André Lowe, Senior Staff Reporter
Overshadowed by some of his more celebrated countrymen, Nesta Carter, Jamaica's sometimes forgotten man of sprinting, is not bothered by the little attention he receives, focusing instead on his ambitions to become the best.
Carter, who boasts a 100m personal best of 9.78, has taken notice of the little recognition he gets. After all, that time which was achieved in Rieti, Italy in 2010, makes him the fourth-fastest man in the history of sprinting.
Problem is, two of three men who have gone faster than himself are Jamaicans; triple Olympic champion and world record holder Usain Bolt (9.58) and former world record holder and the man with the most sub-10 seconds Asafa Powell (9.72). American Tyson Gay (9.69) holds the third-fastest time.
"I do understand what running 9.78 means, but here in Jamaica, two of those persons in front of me in terms of fastest times are from my own country and as a result I don't really get the recognition that I should get being the fourth-fastest man in the world," Carter told The Gleaner during a recent interview.
"I am overshadowed, but I just have to continue to do my best, put in the work and try and do better, move up to number one; you have to just take it a step at a time," he added.
Carter, who has consistently run below 9.91 since 2009, underlines, however, that he is more determined than ever to keep working hard and believes he has what it takes to run significantly faster this season.
"It encourages me knowing that I ran 9.78 and I know that I have more in the tank," said Carter, who earlier this year won a silver medal at the IAAF World Indoor Championships in Istanbul, Turkey - his first international individual medal. "It's just for me to keep working on myself and trying to keep improving and get some more out of me.
"I think that I can go beyond 9.78, I just have to stay injury free and once that happens then everything is possible, anything is possible," Carter added, before pointing out that he has been focusing on improving his starts, which many consider to be his main drawback.
"I have been working on a few things, especially my start, which is the weak part of my race. I am just trying to get those parts stronger in my race.

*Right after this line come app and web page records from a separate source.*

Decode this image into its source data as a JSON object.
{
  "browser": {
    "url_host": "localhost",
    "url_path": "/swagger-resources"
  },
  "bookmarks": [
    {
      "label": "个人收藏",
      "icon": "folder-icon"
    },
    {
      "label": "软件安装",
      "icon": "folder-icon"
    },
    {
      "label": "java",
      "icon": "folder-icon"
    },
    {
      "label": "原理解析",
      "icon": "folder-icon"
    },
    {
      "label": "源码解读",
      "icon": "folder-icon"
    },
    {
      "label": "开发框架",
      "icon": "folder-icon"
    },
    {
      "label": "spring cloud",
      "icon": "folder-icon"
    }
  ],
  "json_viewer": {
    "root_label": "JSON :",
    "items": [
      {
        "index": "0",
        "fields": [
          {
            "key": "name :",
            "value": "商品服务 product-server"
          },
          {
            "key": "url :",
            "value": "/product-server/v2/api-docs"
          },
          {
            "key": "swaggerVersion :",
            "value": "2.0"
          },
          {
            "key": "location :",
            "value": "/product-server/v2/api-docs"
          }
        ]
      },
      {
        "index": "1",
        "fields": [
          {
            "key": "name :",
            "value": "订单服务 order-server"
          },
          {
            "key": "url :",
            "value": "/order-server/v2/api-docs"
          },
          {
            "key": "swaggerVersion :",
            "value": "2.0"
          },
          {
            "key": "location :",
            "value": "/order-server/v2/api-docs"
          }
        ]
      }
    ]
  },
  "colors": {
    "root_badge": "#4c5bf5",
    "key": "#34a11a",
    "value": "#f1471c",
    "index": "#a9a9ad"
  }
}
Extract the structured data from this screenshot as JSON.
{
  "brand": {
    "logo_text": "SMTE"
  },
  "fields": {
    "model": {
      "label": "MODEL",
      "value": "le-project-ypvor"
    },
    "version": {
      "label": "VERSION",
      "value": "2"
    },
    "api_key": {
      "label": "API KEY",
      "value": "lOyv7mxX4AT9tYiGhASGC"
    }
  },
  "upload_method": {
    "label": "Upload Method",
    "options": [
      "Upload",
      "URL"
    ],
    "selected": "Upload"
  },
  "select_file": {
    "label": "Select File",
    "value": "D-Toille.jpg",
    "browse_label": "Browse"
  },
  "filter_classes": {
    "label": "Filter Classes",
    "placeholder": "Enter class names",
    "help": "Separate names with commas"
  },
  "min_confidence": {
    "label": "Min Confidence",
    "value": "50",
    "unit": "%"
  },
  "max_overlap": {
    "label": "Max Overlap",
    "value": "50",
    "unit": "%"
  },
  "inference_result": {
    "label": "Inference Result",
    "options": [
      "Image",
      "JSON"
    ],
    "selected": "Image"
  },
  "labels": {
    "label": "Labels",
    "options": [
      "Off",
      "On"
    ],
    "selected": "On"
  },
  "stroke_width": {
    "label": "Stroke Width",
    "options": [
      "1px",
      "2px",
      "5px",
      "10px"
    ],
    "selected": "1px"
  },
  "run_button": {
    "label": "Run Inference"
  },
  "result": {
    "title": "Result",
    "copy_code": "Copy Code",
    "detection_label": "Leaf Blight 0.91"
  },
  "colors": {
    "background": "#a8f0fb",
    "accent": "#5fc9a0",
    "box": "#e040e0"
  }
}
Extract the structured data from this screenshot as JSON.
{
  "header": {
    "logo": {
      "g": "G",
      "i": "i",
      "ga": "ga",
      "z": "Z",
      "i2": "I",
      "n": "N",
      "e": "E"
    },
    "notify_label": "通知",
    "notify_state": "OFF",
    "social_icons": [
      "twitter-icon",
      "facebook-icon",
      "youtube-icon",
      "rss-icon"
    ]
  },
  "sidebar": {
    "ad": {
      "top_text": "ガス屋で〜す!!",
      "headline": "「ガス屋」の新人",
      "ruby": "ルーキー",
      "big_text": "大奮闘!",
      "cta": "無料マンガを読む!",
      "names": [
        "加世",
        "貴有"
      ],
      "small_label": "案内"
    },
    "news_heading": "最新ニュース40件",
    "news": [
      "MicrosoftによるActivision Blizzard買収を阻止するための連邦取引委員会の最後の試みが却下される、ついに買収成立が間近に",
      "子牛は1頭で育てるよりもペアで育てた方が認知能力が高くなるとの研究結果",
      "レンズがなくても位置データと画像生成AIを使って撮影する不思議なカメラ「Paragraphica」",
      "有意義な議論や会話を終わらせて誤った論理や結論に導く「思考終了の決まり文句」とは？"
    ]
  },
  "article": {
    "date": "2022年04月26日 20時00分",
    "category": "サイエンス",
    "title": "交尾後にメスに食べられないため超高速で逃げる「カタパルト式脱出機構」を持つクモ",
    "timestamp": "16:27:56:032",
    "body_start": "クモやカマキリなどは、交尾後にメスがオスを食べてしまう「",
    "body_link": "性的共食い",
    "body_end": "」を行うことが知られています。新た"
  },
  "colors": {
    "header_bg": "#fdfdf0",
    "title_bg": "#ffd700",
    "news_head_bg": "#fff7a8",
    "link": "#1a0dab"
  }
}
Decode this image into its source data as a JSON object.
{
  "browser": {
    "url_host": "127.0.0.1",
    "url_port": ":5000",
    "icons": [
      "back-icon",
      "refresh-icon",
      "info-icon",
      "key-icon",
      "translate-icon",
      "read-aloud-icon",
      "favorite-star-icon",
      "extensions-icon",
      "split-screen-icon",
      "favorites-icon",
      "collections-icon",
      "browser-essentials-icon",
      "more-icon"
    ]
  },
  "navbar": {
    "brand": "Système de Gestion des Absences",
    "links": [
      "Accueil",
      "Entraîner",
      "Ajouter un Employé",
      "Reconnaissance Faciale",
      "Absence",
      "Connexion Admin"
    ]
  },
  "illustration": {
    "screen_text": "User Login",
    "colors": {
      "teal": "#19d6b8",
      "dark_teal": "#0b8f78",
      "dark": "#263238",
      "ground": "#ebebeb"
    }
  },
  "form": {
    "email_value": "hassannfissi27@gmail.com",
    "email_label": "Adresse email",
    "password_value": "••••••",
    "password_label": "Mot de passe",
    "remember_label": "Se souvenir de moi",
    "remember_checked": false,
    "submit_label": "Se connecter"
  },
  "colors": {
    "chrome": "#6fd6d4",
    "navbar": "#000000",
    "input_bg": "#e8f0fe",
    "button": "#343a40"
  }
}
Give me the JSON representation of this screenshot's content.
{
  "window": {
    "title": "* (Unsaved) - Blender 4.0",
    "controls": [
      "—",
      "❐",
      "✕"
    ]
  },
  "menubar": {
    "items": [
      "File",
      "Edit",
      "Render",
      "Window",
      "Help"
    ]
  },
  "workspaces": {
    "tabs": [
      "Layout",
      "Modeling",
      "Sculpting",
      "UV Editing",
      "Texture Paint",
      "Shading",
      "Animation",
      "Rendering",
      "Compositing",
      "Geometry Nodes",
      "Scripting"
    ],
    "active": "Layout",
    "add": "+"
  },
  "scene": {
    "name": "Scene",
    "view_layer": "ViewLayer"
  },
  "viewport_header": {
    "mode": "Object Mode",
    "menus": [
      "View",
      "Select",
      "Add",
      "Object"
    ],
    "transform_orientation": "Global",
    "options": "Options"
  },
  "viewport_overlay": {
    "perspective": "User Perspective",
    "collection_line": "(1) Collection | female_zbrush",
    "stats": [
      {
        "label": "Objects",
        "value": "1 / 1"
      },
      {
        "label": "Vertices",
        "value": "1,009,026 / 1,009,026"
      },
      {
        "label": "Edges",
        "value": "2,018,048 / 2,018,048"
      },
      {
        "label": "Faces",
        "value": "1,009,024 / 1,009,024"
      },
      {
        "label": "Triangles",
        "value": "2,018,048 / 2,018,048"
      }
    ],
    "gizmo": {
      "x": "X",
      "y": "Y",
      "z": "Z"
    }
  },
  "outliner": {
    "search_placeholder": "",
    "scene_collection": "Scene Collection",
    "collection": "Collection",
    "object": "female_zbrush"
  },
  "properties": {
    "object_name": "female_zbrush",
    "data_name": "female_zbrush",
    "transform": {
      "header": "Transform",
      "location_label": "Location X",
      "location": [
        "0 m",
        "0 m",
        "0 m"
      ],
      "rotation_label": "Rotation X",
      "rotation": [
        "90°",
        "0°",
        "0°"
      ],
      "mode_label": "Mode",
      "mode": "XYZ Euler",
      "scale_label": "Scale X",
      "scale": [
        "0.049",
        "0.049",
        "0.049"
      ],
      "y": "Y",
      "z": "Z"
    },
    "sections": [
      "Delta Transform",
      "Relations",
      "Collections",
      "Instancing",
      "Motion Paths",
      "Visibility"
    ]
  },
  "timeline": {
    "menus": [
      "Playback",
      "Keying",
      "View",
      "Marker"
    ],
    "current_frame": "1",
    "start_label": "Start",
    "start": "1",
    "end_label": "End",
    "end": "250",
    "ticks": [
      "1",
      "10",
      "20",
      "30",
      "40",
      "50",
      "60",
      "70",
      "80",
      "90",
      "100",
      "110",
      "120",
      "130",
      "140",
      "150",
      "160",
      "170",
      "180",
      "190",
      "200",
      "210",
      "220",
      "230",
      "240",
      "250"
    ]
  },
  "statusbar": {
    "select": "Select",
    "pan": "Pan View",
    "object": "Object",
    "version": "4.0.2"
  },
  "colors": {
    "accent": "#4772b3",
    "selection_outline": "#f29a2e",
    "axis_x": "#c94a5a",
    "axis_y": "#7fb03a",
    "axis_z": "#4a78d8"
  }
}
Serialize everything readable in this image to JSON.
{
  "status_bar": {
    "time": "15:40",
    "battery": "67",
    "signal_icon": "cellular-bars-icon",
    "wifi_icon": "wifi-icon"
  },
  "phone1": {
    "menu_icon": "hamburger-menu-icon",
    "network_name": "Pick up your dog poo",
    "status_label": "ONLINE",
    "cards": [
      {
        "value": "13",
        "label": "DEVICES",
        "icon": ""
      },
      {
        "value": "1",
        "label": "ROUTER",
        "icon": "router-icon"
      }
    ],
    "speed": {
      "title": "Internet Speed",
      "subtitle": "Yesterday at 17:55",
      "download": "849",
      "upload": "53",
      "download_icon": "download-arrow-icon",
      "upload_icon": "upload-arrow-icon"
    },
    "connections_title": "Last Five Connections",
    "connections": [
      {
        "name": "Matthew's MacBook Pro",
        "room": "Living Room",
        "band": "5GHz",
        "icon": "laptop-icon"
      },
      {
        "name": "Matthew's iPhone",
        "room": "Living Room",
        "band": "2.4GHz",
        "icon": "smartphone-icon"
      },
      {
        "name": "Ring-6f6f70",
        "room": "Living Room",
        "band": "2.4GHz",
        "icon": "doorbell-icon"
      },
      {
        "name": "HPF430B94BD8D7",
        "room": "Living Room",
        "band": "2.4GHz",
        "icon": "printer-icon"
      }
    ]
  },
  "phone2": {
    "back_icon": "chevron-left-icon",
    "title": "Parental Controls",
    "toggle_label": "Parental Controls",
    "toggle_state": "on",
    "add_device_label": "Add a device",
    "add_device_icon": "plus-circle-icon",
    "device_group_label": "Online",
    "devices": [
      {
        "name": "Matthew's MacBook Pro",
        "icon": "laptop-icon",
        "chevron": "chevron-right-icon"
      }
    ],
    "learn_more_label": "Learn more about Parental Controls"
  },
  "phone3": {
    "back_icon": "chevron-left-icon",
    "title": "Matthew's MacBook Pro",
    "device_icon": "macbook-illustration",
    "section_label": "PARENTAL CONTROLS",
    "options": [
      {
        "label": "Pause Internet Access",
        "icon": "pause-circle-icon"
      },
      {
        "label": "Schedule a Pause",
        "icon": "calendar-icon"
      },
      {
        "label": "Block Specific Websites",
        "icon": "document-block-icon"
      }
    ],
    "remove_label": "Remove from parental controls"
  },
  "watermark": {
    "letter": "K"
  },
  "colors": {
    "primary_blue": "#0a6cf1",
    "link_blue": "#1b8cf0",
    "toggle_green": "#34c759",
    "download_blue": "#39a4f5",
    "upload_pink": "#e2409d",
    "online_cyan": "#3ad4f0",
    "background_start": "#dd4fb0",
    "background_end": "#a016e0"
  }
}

If I improve in this area I know that I will go faster," he reasoned.
Carter, who ran his first 200m this season at the recent University of Technology Track and Field Classics, recorded a time of 20.48 in wet and windy conditions.
The MVP Track Club man will again be in action at this weekend's JN Jamaica Invitational inside the National Stadium, where he will compete in the 100m with countrymen Bolt and Michael Frater, as well as Trinidad and Tobago's Richard Thompson and United States' Darvis Patton.